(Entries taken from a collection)
• • • •

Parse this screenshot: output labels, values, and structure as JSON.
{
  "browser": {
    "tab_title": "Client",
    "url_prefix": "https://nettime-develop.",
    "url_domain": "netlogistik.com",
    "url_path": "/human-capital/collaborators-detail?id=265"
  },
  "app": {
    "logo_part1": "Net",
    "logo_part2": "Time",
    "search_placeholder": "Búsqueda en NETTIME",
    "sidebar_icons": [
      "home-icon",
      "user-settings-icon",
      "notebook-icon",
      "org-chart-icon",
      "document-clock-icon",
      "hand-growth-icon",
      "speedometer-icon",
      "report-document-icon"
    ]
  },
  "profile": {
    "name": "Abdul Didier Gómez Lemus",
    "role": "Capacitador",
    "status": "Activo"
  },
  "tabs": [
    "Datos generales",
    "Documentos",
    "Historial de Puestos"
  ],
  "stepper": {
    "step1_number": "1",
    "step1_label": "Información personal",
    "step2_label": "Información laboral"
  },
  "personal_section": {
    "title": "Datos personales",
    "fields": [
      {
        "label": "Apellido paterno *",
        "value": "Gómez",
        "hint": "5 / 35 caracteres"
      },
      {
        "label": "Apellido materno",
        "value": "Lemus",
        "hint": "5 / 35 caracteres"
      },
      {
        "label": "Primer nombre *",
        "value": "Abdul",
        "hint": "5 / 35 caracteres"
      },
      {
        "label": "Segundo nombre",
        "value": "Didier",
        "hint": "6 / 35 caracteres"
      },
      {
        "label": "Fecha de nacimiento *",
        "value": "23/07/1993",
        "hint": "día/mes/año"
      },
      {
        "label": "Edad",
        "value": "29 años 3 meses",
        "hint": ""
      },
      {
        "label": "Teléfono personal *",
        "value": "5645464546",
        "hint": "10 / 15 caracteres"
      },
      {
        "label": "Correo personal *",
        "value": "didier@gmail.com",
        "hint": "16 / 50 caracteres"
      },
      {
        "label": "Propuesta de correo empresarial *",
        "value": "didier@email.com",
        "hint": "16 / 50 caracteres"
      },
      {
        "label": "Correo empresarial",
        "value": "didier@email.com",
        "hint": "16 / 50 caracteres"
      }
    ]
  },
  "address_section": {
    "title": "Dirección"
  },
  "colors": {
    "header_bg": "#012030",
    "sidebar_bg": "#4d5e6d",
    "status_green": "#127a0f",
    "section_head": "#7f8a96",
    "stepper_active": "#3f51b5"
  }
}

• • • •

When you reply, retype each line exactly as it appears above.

Parse this screenshot: output labels, values, and structure as JSON.
{
  "browser": {
    "tab_title": "Client",
    "url_prefix": "https://nettime-develop.",
    "url_domain": "netlogistik.com",
    "url_path": "/human-capital/collaborators-detail?id=265"
  },
  "app": {
    "logo_part1": "Net",
    "logo_part2": "Time",
    "search_placeholder": "Búsqueda en NETTIME",
    "sidebar_icons": [
      "home-icon",
      "user-settings-icon",
      "notebook-icon",
      "org-chart-icon",
      "document-clock-icon",
      "hand-growth-icon",
      "speedometer-icon",
      "report-document-icon"
    ]
  },
  "profile": {
    "name": "Abdul Didier Gómez Lemus",
    "role": "Capacitador",
    "status": "Activo"
  },
  "tabs": [
    "Datos generales",
    "Documentos",
    "Historial de Puestos"
  ],
  "stepper": {
    "step1_number": "1",
    "step1_label": "Información personal",
    "step2_label": "Información laboral"
  },
  "personal_section": {
    "title": "Datos personales",
    "fields": [
      {
        "label": "Apellido paterno *",
        "value": "Gómez",
        "hint": "5 / 35 caracteres"
      },
      {
        "label": "Apellido materno",
        "value": "Lemus",
        "hint": "5 / 35 caracteres"
      },
      {
        "label": "Primer nombre *",
        "value": "Abdul",
        "hint": "5 / 35 caracteres"
      },
      {
        "label": "Segundo nombre",
        "value": "Didier",
        "hint": "6 / 35 caracteres"
      },
      {
        "label": "Fecha de nacimiento *",
        "value": "23/07/1993",
        "hint": "día/mes/año"
      },
      {
        "label": "Edad",
        "value": "29 años 3 meses",
        "hint": ""
      },
      {
        "label": "Teléfono personal *",
        "value": "5645464546",
        "hint": "10 / 15 caracteres"
      },
      {
        "label": "Correo personal *",
        "value": "didier@gmail.com",
        "hint": "16 / 50 caracteres"
      },
      {
        "label": "Propuesta de correo empresarial *",
        "value": "didier@email.com",
        "hint": "16 / 50 caracteres"
      },
      {
        "label": "Correo empresarial",
        "value": "didier@email.com",
        "hint": "16 / 50 caracteres"
      }
    ]
  },
  "address_section": {
    "title": "Dirección"
  },
  "colors": {
    "header_bg": "#012030",
    "sidebar_bg": "#4d5e6d",
    "status_green": "#127a0f",
    "section_head": "#7f8a96",
    "stepper_active": "#3f51b5"
  }
}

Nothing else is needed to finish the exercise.